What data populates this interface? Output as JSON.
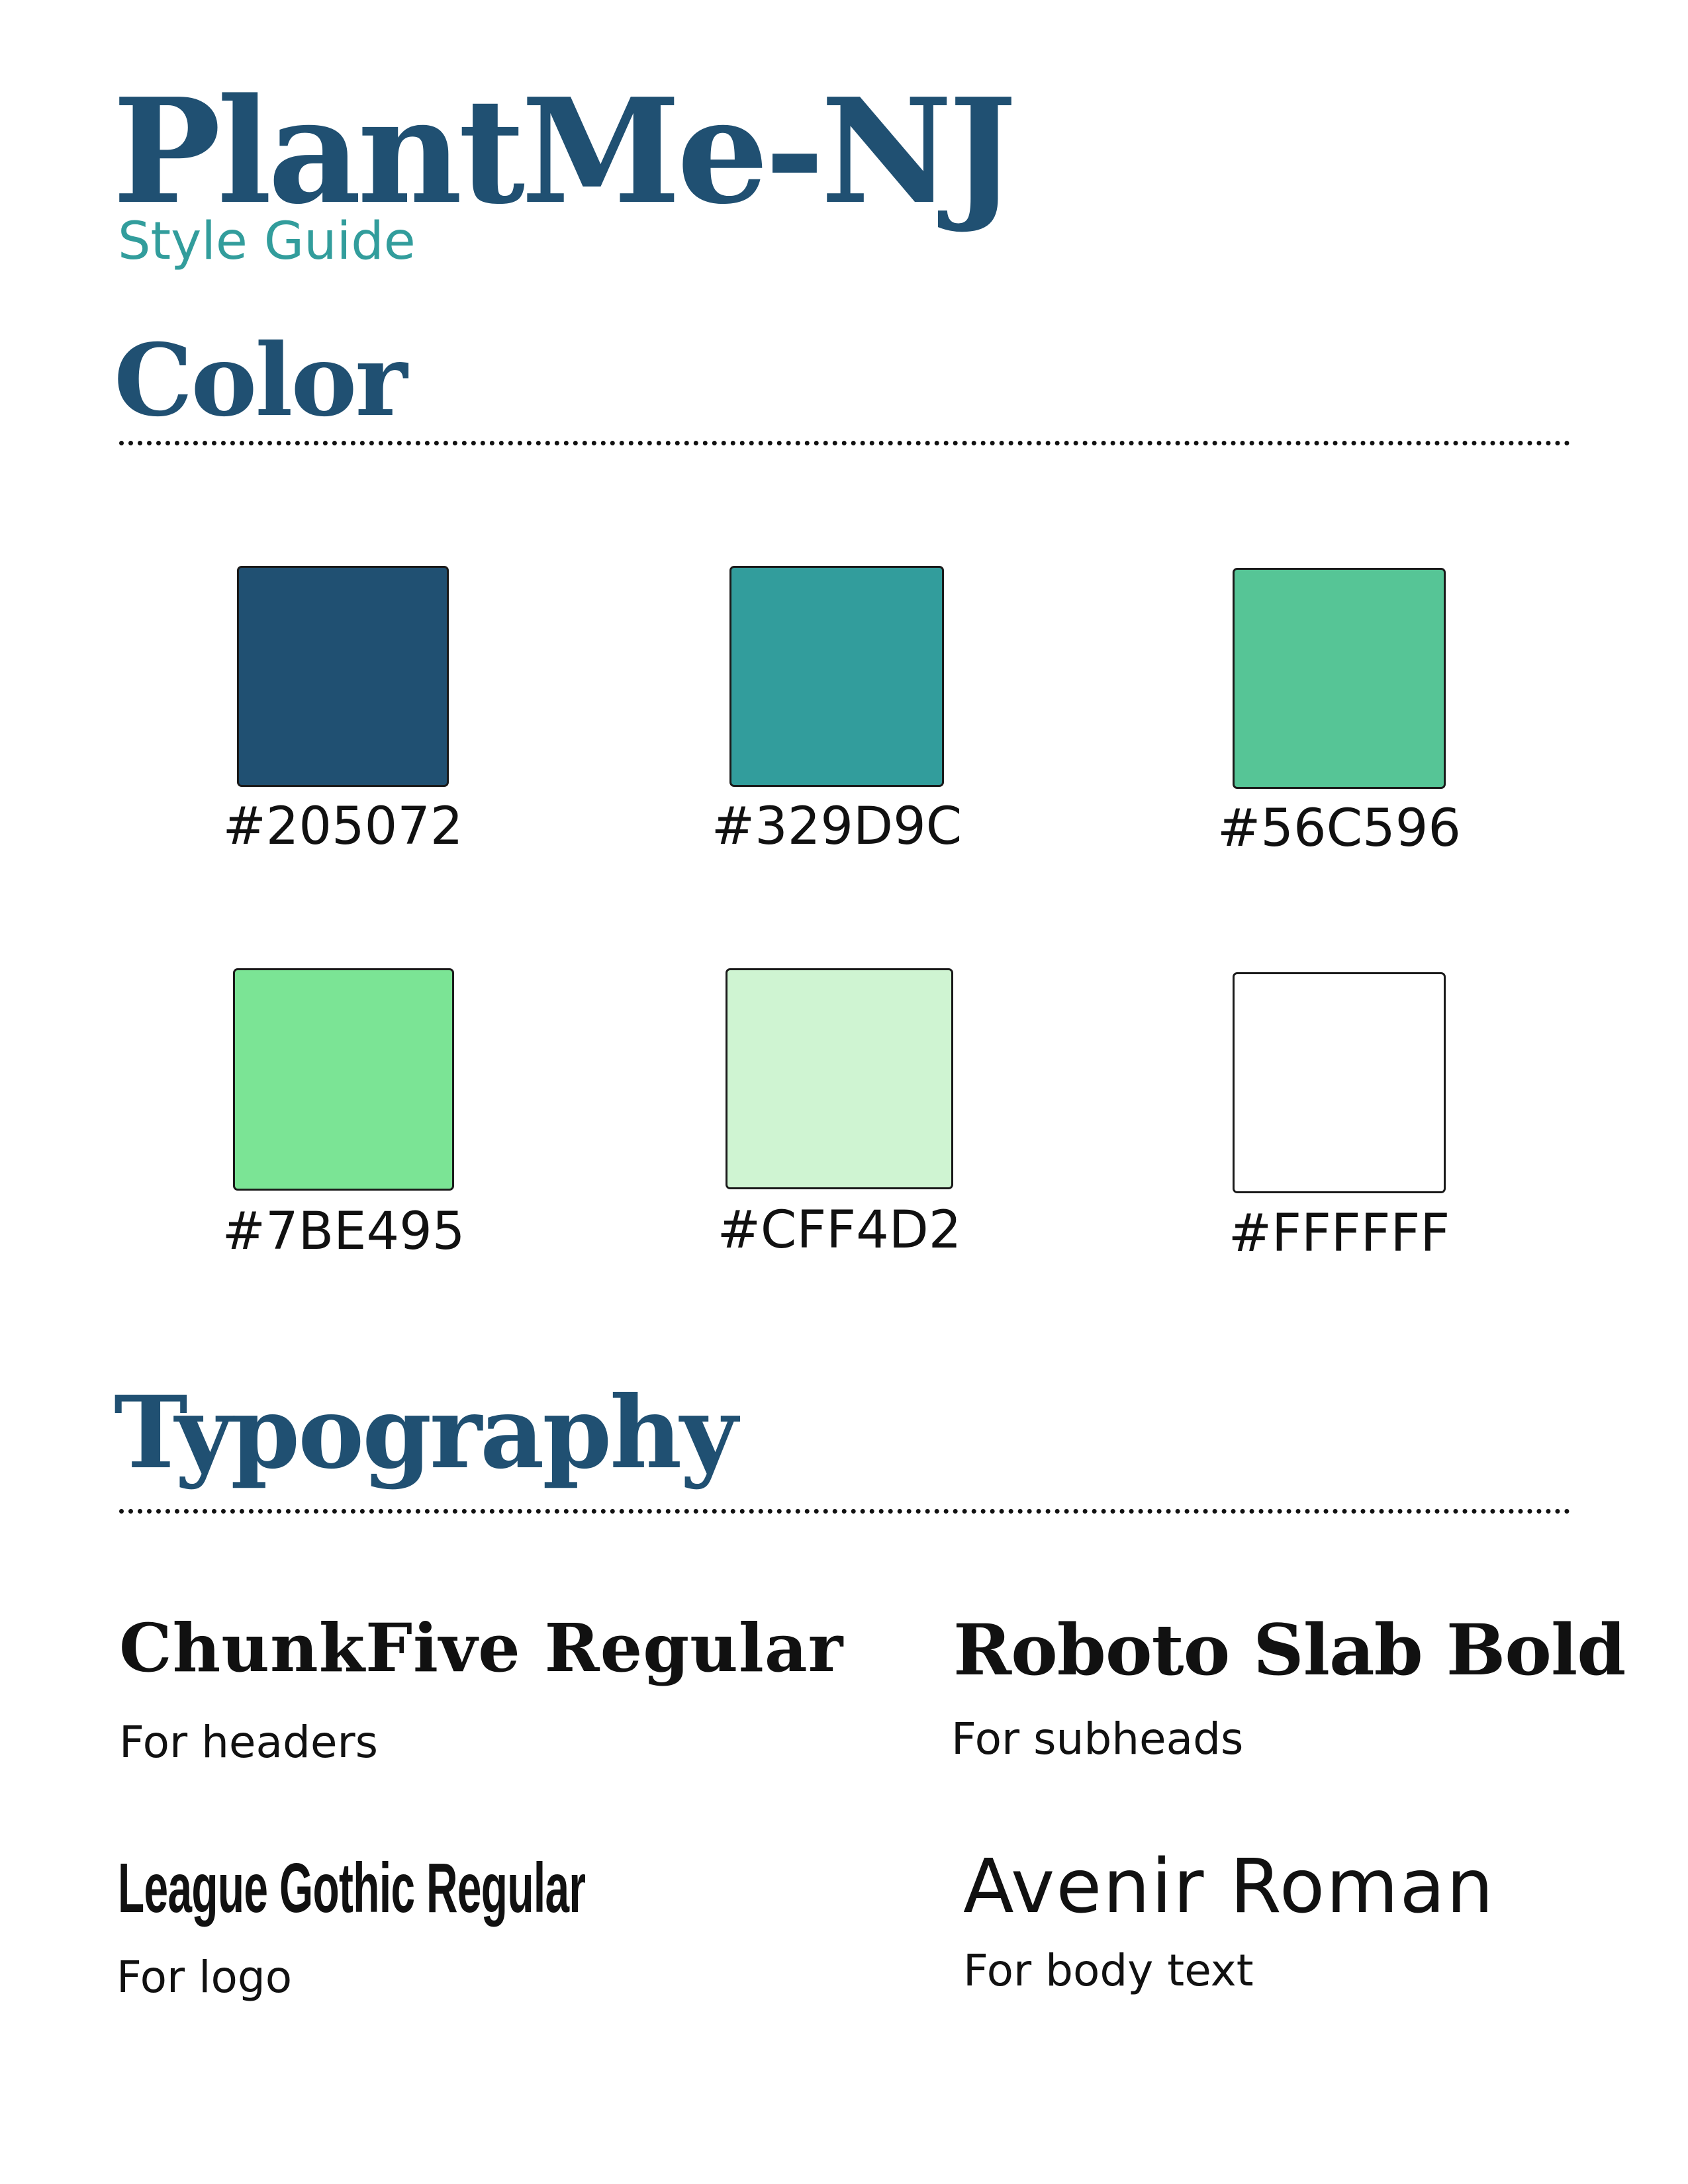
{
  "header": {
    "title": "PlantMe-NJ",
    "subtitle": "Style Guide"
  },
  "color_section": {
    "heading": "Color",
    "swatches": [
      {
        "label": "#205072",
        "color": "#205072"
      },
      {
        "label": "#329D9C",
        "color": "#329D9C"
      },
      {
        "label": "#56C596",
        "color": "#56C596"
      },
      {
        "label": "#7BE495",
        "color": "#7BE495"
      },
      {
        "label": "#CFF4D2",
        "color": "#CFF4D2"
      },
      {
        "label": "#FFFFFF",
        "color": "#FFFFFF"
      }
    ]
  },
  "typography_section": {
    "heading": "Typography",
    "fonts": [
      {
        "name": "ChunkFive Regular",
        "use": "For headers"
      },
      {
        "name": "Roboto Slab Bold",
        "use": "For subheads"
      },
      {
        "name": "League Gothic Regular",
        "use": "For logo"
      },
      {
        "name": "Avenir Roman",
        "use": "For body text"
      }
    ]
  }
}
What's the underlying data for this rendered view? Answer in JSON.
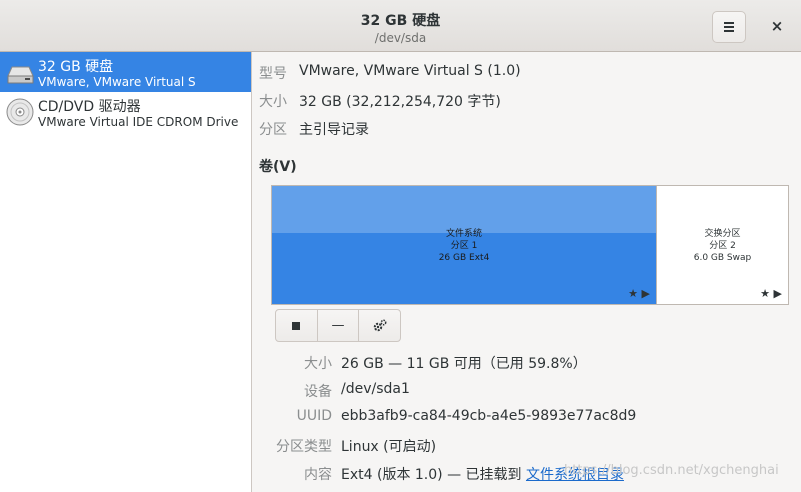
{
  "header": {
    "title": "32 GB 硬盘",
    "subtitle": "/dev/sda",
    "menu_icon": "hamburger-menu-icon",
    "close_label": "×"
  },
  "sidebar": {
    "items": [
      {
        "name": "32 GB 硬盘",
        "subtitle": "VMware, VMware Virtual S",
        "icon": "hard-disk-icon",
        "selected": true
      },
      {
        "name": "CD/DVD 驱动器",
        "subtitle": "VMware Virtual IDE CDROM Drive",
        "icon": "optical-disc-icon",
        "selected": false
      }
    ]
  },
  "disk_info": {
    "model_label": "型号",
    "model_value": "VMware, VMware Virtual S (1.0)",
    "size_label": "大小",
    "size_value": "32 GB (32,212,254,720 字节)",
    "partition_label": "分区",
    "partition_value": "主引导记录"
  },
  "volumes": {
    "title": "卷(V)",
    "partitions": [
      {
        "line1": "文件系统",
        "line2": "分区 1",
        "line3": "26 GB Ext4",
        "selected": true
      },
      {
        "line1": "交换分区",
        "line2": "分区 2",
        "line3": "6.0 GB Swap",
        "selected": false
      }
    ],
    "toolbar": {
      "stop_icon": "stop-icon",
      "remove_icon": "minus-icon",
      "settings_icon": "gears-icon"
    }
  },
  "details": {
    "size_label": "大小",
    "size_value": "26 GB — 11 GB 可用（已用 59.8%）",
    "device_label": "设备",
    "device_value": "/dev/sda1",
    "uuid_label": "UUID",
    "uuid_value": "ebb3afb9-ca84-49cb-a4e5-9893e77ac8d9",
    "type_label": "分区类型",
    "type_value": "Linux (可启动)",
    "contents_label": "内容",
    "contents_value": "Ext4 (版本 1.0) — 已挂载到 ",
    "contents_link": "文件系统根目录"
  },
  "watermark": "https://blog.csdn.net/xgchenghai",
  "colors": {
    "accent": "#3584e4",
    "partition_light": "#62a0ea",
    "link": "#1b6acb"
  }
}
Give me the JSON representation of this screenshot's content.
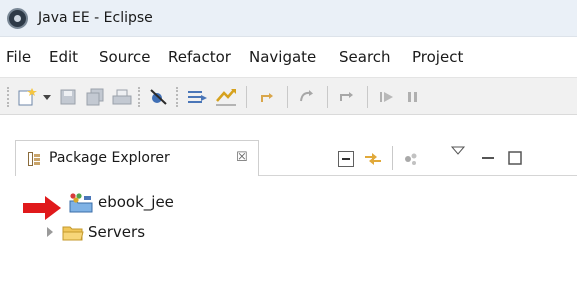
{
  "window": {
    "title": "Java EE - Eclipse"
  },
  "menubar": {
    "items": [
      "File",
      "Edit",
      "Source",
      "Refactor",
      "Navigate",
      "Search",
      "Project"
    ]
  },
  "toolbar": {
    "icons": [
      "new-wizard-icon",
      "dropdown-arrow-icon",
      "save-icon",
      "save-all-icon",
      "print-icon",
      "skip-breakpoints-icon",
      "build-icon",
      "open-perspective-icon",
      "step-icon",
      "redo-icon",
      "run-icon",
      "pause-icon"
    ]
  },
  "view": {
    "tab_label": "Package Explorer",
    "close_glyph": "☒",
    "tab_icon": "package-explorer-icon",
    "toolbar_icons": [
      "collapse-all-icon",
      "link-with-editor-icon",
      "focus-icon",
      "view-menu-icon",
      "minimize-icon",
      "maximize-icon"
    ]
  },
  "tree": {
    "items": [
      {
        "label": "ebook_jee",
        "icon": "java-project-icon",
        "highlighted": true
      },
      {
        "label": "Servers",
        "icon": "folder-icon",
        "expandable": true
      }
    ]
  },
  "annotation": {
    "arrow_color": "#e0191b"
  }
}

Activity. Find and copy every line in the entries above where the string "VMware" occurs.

Exercise solution.
        "subtitle": "VMware, VMware Virtual S",
        "subtitle": "VMware Virtual IDE CDROM Drive",
    "model_value": "VMware, VMware Virtual S (1.0)",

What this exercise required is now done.